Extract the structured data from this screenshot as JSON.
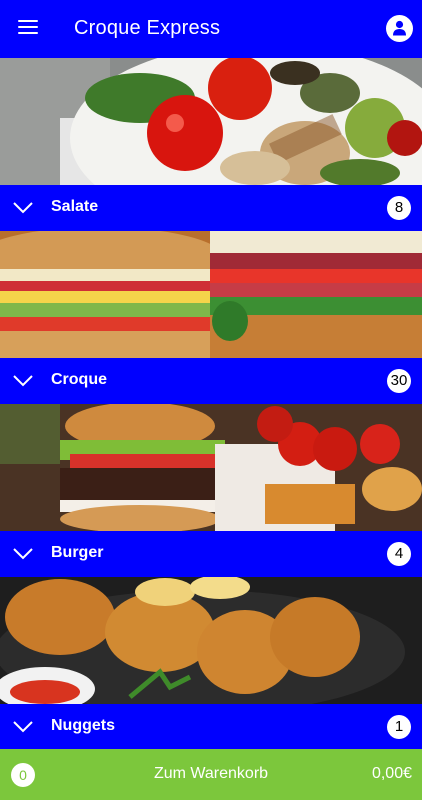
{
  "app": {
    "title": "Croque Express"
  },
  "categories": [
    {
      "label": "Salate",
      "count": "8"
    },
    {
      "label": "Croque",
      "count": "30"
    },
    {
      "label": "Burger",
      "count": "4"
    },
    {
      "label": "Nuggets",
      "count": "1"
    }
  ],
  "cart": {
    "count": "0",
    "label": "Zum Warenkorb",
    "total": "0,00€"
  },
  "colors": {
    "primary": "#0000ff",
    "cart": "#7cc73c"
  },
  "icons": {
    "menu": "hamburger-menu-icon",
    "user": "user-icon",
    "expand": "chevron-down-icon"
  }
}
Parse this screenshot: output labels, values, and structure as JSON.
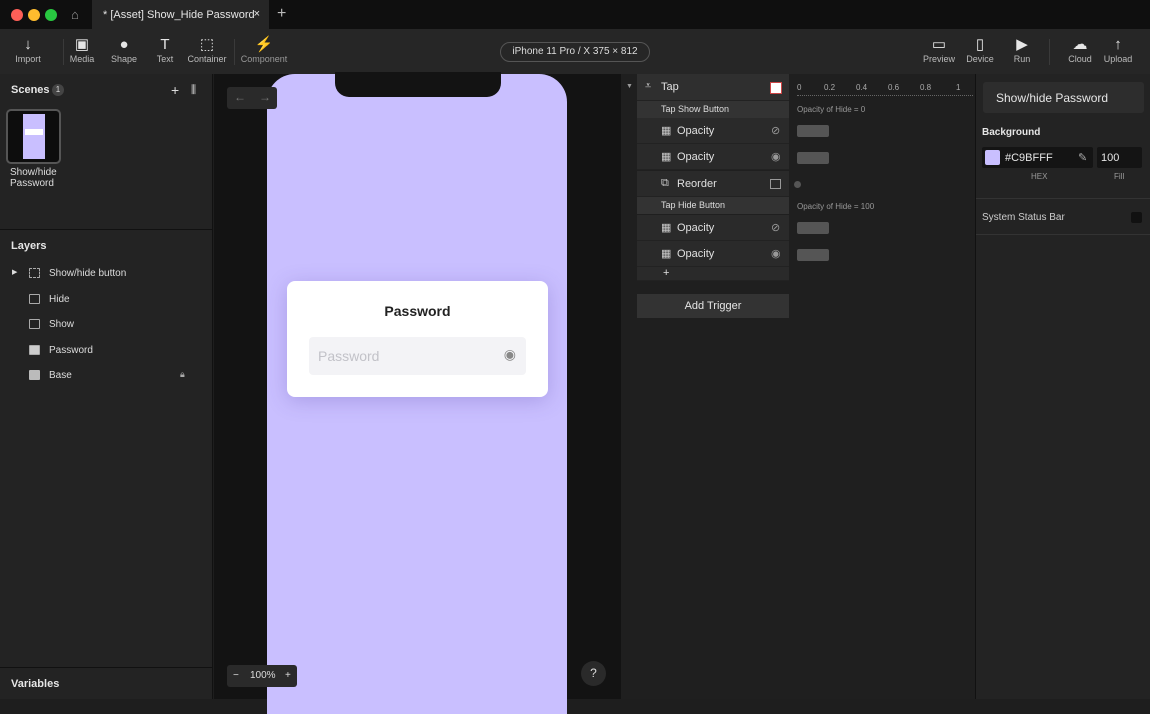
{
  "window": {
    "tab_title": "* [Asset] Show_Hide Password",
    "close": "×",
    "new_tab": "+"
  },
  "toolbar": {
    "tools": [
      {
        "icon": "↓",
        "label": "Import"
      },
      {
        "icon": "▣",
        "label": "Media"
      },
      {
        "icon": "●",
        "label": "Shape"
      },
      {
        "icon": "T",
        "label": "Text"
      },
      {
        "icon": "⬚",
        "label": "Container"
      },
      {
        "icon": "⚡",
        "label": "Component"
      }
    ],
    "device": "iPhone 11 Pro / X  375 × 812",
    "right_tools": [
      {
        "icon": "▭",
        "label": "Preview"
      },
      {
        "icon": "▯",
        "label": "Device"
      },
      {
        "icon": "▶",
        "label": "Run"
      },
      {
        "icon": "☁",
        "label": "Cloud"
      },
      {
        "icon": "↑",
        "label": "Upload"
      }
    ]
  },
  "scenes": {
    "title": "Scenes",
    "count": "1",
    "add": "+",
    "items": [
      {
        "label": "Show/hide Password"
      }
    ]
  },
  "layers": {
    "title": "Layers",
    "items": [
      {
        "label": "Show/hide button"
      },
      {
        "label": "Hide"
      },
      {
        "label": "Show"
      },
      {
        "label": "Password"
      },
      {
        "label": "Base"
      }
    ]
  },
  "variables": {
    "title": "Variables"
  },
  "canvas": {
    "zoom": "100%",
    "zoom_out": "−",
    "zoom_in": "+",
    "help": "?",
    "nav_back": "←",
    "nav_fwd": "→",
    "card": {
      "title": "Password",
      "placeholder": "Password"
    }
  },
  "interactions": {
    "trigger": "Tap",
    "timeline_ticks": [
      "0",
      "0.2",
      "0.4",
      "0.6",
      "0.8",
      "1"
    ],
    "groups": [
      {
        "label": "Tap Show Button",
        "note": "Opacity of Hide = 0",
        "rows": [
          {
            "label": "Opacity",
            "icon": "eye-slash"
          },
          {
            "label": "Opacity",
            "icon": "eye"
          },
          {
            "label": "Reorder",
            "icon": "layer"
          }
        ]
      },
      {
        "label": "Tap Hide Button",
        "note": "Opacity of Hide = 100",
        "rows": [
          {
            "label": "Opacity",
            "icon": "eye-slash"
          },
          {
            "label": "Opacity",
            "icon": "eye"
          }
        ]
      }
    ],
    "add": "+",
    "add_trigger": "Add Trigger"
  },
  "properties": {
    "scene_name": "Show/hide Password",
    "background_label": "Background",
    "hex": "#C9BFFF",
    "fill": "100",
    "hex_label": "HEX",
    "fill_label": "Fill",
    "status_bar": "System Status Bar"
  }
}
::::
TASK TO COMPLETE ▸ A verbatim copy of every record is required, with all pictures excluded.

OUTPUT FOR THIS EXERCISE ▸
Extract the structured data from this screenshot as JSON.
{
  "app": {
    "title": "Croque Express"
  },
  "categories": [
    {
      "label": "Salate",
      "count": "8"
    },
    {
      "label": "Croque",
      "count": "30"
    },
    {
      "label": "Burger",
      "count": "4"
    },
    {
      "label": "Nuggets",
      "count": "1"
    }
  ],
  "cart": {
    "count": "0",
    "label": "Zum Warenkorb",
    "total": "0,00€"
  },
  "colors": {
    "primary": "#0000ff",
    "cart": "#7cc73c"
  },
  "icons": {
    "menu": "hamburger-menu-icon",
    "user": "user-icon",
    "expand": "chevron-down-icon"
  }
}
Parse this screenshot: output labels, values, and structure as JSON.
{
  "window": {
    "tab_title": "* [Asset] Show_Hide Password",
    "close": "×",
    "new_tab": "+"
  },
  "toolbar": {
    "tools": [
      {
        "icon": "↓",
        "label": "Import"
      },
      {
        "icon": "▣",
        "label": "Media"
      },
      {
        "icon": "●",
        "label": "Shape"
      },
      {
        "icon": "T",
        "label": "Text"
      },
      {
        "icon": "⬚",
        "label": "Container"
      },
      {
        "icon": "⚡",
        "label": "Component"
      }
    ],
    "device": "iPhone 11 Pro / X  375 × 812",
    "right_tools": [
      {
        "icon": "▭",
        "label": "Preview"
      },
      {
        "icon": "▯",
        "label": "Device"
      },
      {
        "icon": "▶",
        "label": "Run"
      },
      {
        "icon": "☁",
        "label": "Cloud"
      },
      {
        "icon": "↑",
        "label": "Upload"
      }
    ]
  },
  "scenes": {
    "title": "Scenes",
    "count": "1",
    "add": "+",
    "items": [
      {
        "label": "Show/hide Password"
      }
    ]
  },
  "layers": {
    "title": "Layers",
    "items": [
      {
        "label": "Show/hide button"
      },
      {
        "label": "Hide"
      },
      {
        "label": "Show"
      },
      {
        "label": "Password"
      },
      {
        "label": "Base"
      }
    ]
  },
  "variables": {
    "title": "Variables"
  },
  "canvas": {
    "zoom": "100%",
    "zoom_out": "−",
    "zoom_in": "+",
    "help": "?",
    "nav_back": "←",
    "nav_fwd": "→",
    "card": {
      "title": "Password",
      "placeholder": "Password"
    }
  },
  "interactions": {
    "trigger": "Tap",
    "timeline_ticks": [
      "0",
      "0.2",
      "0.4",
      "0.6",
      "0.8",
      "1"
    ],
    "groups": [
      {
        "label": "Tap Show Button",
        "note": "Opacity of Hide = 0",
        "rows": [
          {
            "label": "Opacity",
            "icon": "eye-slash"
          },
          {
            "label": "Opacity",
            "icon": "eye"
          },
          {
            "label": "Reorder",
            "icon": "layer"
          }
        ]
      },
      {
        "label": "Tap Hide Button",
        "note": "Opacity of Hide = 100",
        "rows": [
          {
            "label": "Opacity",
            "icon": "eye-slash"
          },
          {
            "label": "Opacity",
            "icon": "eye"
          }
        ]
      }
    ],
    "add": "+",
    "add_trigger": "Add Trigger"
  },
  "properties": {
    "scene_name": "Show/hide Password",
    "background_label": "Background",
    "hex": "#C9BFFF",
    "fill": "100",
    "hex_label": "HEX",
    "fill_label": "Fill",
    "status_bar": "System Status Bar"
  }
}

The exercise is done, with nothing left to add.